Organ Grinder chimes in with a post about the Daily Mail doing perfectly well without a paywall:
Take the Mail in print. Around 1.9 million punters buying a copy every day, which means 4,881,000 readers scanning their favourite sheet each morning. And online, the growth from nothing much four years ago to 40,500,000 unique browsers a month is verging on the phenomenal: up 72% year on year. Through 2009, the Telegraph and the Guardian were two close competitors – sometimes ahead, often very near to, the Mail. Not now. Both still have good growth of their own, but Associated’s electronic baby – 16 million unique browsers in the UK, 26.3 million in the rest of the world – begins to hint at a different league.
Ah! Perhaps that’s because it is in a different league, say the snipers. Look at those yards of celebrity gossip and pictures on the site; this isn’t the Mail we know (and don’t much love). This is a different beast that somehow doesn’t count because it fights unfair.

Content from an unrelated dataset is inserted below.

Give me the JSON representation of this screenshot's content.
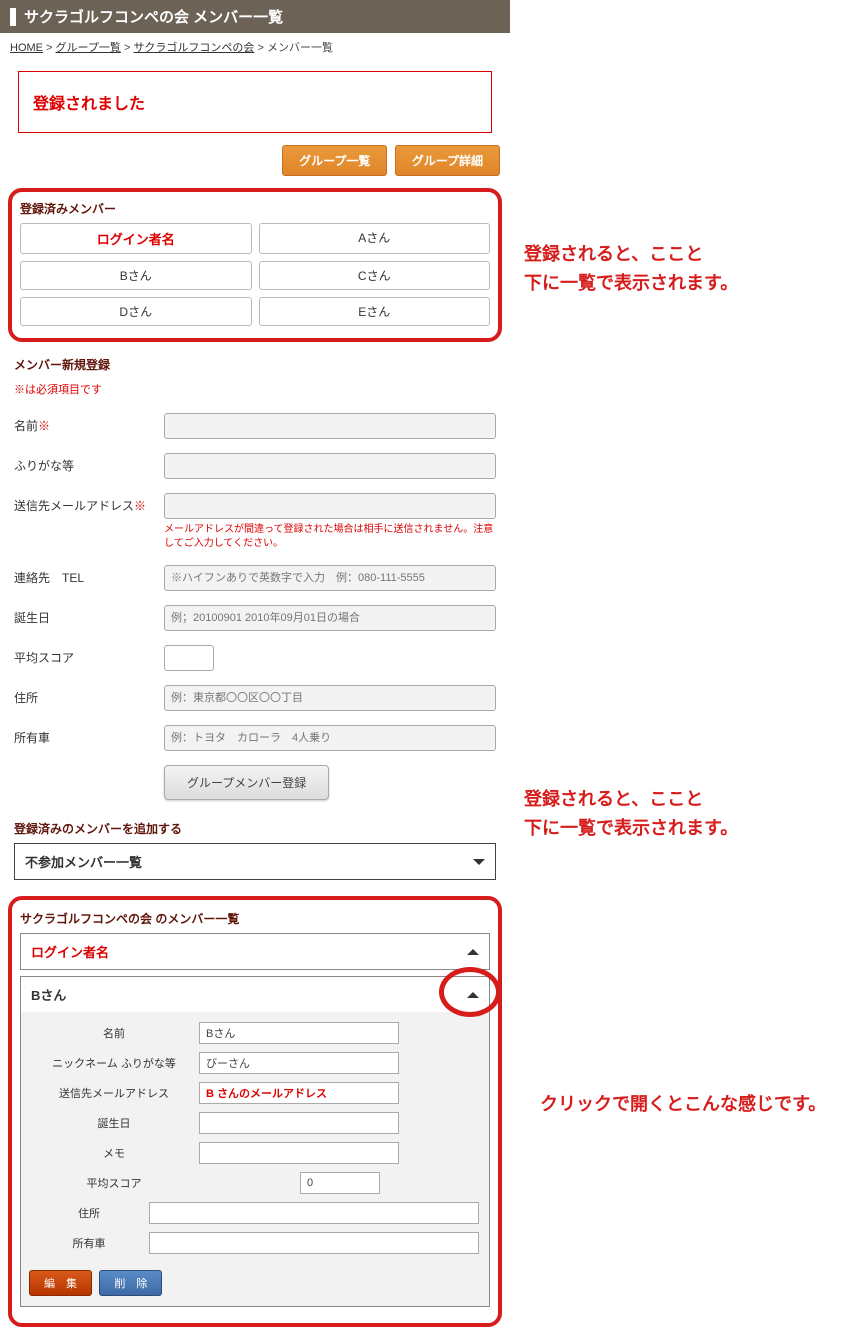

Park that charge for a moment, however, and ask why the Mail’s online chief, Martin Clarke, is clearly (though pragmatically) opposed to paywalls. Because he doesn’t need them. Because the surge of traffic is bringing in advertising fast. Because he can see a moment, very soon, when his digital daily will make real profits of its own.
Oh, and Journalism Online, which aims to help newspapers charge for content, has got its first user up and running with its Press+ app:
Pennsylvania’s LancasterOnline went live this morning with the first newspaper use of Journalism Online’s Press+—metered out-of-town access to obits. The meter kicks in after an out-of-market user reads seven obits in one month; viewing more will cost $1.99 a month or $19.99 a year. [Slideshow.] The plans were outlined earlier this year with hopes for a spring launch but “it took a little longer to test and be satisfied with it than we thought,” Ernie Schreiber, the site’s editor of content development, told paidContent.